== Entries shown
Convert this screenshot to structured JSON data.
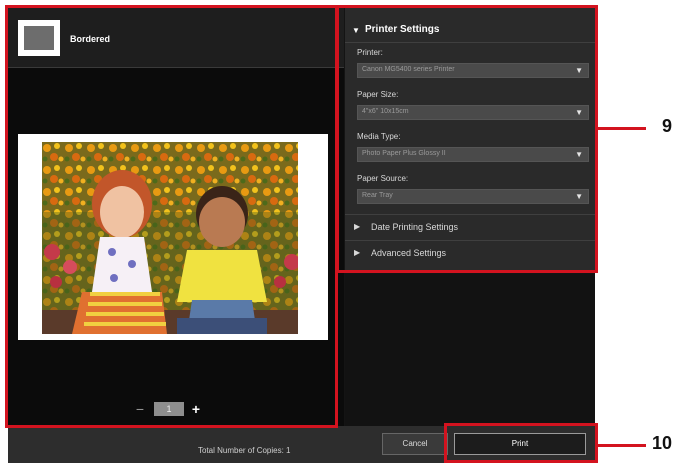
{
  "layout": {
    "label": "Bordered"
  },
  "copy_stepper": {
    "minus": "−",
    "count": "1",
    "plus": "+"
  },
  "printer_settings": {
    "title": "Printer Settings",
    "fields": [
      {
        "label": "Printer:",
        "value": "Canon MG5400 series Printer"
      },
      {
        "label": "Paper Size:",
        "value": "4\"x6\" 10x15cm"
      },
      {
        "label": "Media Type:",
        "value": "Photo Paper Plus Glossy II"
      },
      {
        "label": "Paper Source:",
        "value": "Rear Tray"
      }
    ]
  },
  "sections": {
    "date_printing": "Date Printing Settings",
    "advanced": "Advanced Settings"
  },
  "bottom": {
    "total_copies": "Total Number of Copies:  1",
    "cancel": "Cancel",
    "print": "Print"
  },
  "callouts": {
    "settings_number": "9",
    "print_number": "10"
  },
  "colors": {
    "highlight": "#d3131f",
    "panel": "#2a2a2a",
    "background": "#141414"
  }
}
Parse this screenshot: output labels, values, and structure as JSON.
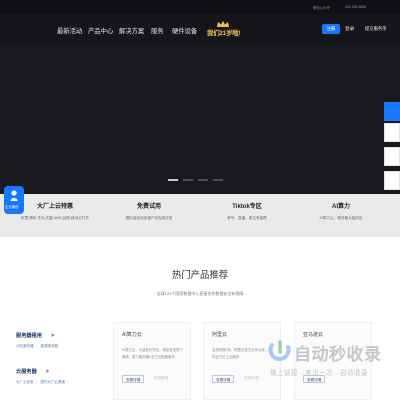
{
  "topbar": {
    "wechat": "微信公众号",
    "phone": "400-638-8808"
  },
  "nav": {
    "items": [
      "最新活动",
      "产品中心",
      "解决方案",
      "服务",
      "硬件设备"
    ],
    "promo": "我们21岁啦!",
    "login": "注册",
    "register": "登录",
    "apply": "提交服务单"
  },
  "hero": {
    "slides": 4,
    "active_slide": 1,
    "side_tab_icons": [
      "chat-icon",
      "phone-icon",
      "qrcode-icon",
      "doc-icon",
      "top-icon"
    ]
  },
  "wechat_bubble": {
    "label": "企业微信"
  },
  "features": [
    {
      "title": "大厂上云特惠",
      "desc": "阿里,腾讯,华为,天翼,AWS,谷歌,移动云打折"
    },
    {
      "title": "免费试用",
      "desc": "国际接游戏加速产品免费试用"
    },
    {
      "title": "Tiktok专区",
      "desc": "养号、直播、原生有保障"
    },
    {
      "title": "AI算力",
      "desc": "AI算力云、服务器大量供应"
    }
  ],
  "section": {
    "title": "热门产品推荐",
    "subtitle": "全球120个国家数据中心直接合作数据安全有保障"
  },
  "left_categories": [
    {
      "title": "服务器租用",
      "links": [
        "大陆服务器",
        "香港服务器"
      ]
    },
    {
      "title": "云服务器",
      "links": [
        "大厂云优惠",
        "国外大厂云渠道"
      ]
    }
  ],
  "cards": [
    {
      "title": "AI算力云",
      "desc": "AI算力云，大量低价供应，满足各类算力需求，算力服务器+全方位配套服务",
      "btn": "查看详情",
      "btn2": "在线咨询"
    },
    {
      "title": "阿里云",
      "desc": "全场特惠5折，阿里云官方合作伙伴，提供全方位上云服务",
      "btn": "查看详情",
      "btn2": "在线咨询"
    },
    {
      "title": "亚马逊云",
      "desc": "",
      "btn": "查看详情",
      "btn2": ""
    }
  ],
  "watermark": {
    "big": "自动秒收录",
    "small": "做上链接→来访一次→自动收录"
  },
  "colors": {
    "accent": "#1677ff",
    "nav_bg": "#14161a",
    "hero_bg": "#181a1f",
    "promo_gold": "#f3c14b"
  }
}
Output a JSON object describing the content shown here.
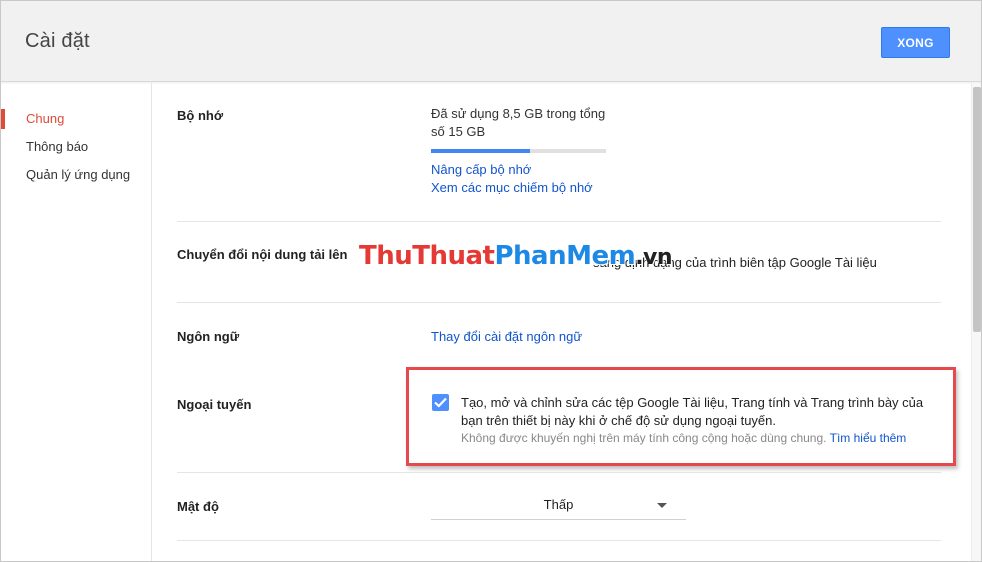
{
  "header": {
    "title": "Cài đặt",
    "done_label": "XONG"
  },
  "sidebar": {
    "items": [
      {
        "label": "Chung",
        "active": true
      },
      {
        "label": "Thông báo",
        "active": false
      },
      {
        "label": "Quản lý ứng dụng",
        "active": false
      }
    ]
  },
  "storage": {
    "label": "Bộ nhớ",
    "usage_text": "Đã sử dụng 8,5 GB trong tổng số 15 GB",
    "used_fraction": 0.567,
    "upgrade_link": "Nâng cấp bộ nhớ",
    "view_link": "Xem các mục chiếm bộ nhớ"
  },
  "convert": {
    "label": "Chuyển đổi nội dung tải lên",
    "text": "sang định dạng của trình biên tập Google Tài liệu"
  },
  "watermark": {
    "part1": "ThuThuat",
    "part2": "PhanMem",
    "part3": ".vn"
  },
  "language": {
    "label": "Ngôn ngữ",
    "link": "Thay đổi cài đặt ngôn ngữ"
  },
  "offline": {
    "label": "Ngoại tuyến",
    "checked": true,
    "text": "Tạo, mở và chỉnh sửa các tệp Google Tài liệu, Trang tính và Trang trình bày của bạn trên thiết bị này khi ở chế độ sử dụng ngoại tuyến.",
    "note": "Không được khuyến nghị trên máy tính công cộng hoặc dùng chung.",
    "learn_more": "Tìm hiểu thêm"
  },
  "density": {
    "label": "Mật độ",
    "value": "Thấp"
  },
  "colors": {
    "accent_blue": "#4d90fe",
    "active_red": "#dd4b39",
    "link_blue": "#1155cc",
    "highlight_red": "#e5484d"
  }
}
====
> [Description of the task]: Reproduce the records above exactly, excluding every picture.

> [Solution to this exercise]:
Convert this screenshot to structured JSON data.
{
  "layout": {
    "label": "Bordered"
  },
  "copy_stepper": {
    "minus": "−",
    "count": "1",
    "plus": "+"
  },
  "printer_settings": {
    "title": "Printer Settings",
    "fields": [
      {
        "label": "Printer:",
        "value": "Canon MG5400 series Printer"
      },
      {
        "label": "Paper Size:",
        "value": "4\"x6\" 10x15cm"
      },
      {
        "label": "Media Type:",
        "value": "Photo Paper Plus Glossy II"
      },
      {
        "label": "Paper Source:",
        "value": "Rear Tray"
      }
    ]
  },
  "sections": {
    "date_printing": "Date Printing Settings",
    "advanced": "Advanced Settings"
  },
  "bottom": {
    "total_copies": "Total Number of Copies:  1",
    "cancel": "Cancel",
    "print": "Print"
  },
  "callouts": {
    "settings_number": "9",
    "print_number": "10"
  },
  "colors": {
    "highlight": "#d3131f",
    "panel": "#2a2a2a",
    "background": "#141414"
  }
}
Parse this screenshot: output labels, values, and structure as JSON.
{
  "topbar": {
    "wechat": "微信公众号",
    "phone": "400-638-8808"
  },
  "nav": {
    "items": [
      "最新活动",
      "产品中心",
      "解决方案",
      "服务",
      "硬件设备"
    ],
    "promo": "我们21岁啦!",
    "login": "注册",
    "register": "登录",
    "apply": "提交服务单"
  },
  "hero": {
    "slides": 4,
    "active_slide": 1,
    "side_tab_icons": [
      "chat-icon",
      "phone-icon",
      "qrcode-icon",
      "doc-icon",
      "top-icon"
    ]
  },
  "wechat_bubble": {
    "label": "企业微信"
  },
  "features": [
    {
      "title": "大厂上云特惠",
      "desc": "阿里,腾讯,华为,天翼,AWS,谷歌,移动云打折"
    },
    {
      "title": "免费试用",
      "desc": "国际接游戏加速产品免费试用"
    },
    {
      "title": "Tiktok专区",
      "desc": "养号、直播、原生有保障"
    },
    {
      "title": "AI算力",
      "desc": "AI算力云、服务器大量供应"
    }
  ],
  "section": {
    "title": "热门产品推荐",
    "subtitle": "全球120个国家数据中心直接合作数据安全有保障"
  },
  "left_categories": [
    {
      "title": "服务器租用",
      "links": [
        "大陆服务器",
        "香港服务器"
      ]
    },
    {
      "title": "云服务器",
      "links": [
        "大厂云优惠",
        "国外大厂云渠道"
      ]
    }
  ],
  "cards": [
    {
      "title": "AI算力云",
      "desc": "AI算力云，大量低价供应，满足各类算力需求，算力服务器+全方位配套服务",
      "btn": "查看详情",
      "btn2": "在线咨询"
    },
    {
      "title": "阿里云",
      "desc": "全场特惠5折，阿里云官方合作伙伴，提供全方位上云服务",
      "btn": "查看详情",
      "btn2": "在线咨询"
    },
    {
      "title": "亚马逊云",
      "desc": "",
      "btn": "查看详情",
      "btn2": ""
    }
  ],
  "watermark": {
    "big": "自动秒收录",
    "small": "做上链接→来访一次→自动收录"
  },
  "colors": {
    "accent": "#1677ff",
    "nav_bg": "#14161a",
    "hero_bg": "#181a1f",
    "promo_gold": "#f3c14b"
  }
}
Output a JSON object describing the content shown here.
{
  "header": {
    "title": "Cài đặt",
    "done_label": "XONG"
  },
  "sidebar": {
    "items": [
      {
        "label": "Chung",
        "active": true
      },
      {
        "label": "Thông báo",
        "active": false
      },
      {
        "label": "Quản lý ứng dụng",
        "active": false
      }
    ]
  },
  "storage": {
    "label": "Bộ nhớ",
    "usage_text": "Đã sử dụng 8,5 GB trong tổng số 15 GB",
    "used_fraction": 0.567,
    "upgrade_link": "Nâng cấp bộ nhớ",
    "view_link": "Xem các mục chiếm bộ nhớ"
  },
  "convert": {
    "label": "Chuyển đổi nội dung tải lên",
    "text": "sang định dạng của trình biên tập Google Tài liệu"
  },
  "watermark": {
    "part1": "ThuThuat",
    "part2": "PhanMem",
    "part3": ".vn"
  },
  "language": {
    "label": "Ngôn ngữ",
    "link": "Thay đổi cài đặt ngôn ngữ"
  },
  "offline": {
    "label": "Ngoại tuyến",
    "checked": true,
    "text": "Tạo, mở và chỉnh sửa các tệp Google Tài liệu, Trang tính và Trang trình bày của bạn trên thiết bị này khi ở chế độ sử dụng ngoại tuyến.",
    "note": "Không được khuyến nghị trên máy tính công cộng hoặc dùng chung.",
    "learn_more": "Tìm hiểu thêm"
  },
  "density": {
    "label": "Mật độ",
    "value": "Thấp"
  },
  "colors": {
    "accent_blue": "#4d90fe",
    "active_red": "#dd4b39",
    "link_blue": "#1155cc",
    "highlight_red": "#e5484d"
  }
}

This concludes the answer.